[EXERCISE REQUIREMENTS]: Would you please give all the lines below again, exactly as they stand?

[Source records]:
--- START ---

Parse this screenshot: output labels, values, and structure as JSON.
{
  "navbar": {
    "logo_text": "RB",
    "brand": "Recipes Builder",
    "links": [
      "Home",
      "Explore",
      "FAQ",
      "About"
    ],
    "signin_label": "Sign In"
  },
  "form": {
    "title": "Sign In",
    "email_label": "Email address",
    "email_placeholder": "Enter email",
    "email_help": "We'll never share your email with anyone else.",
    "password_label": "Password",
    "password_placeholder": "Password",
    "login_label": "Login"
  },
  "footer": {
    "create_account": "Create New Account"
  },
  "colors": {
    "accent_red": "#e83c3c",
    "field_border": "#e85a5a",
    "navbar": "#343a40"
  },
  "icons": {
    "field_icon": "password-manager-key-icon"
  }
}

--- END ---

[OUTPUT]:
Parse this screenshot: output labels, values, and structure as JSON.
{
  "navbar": {
    "logo_text": "RB",
    "brand": "Recipes Builder",
    "links": [
      "Home",
      "Explore",
      "FAQ",
      "About"
    ],
    "signin_label": "Sign In"
  },
  "form": {
    "title": "Sign In",
    "email_label": "Email address",
    "email_placeholder": "Enter email",
    "email_help": "We'll never share your email with anyone else.",
    "password_label": "Password",
    "password_placeholder": "Password",
    "login_label": "Login"
  },
  "footer": {
    "create_account": "Create New Account"
  },
  "colors": {
    "accent_red": "#e83c3c",
    "field_border": "#e85a5a",
    "navbar": "#343a40"
  },
  "icons": {
    "field_icon": "password-manager-key-icon"
  }
}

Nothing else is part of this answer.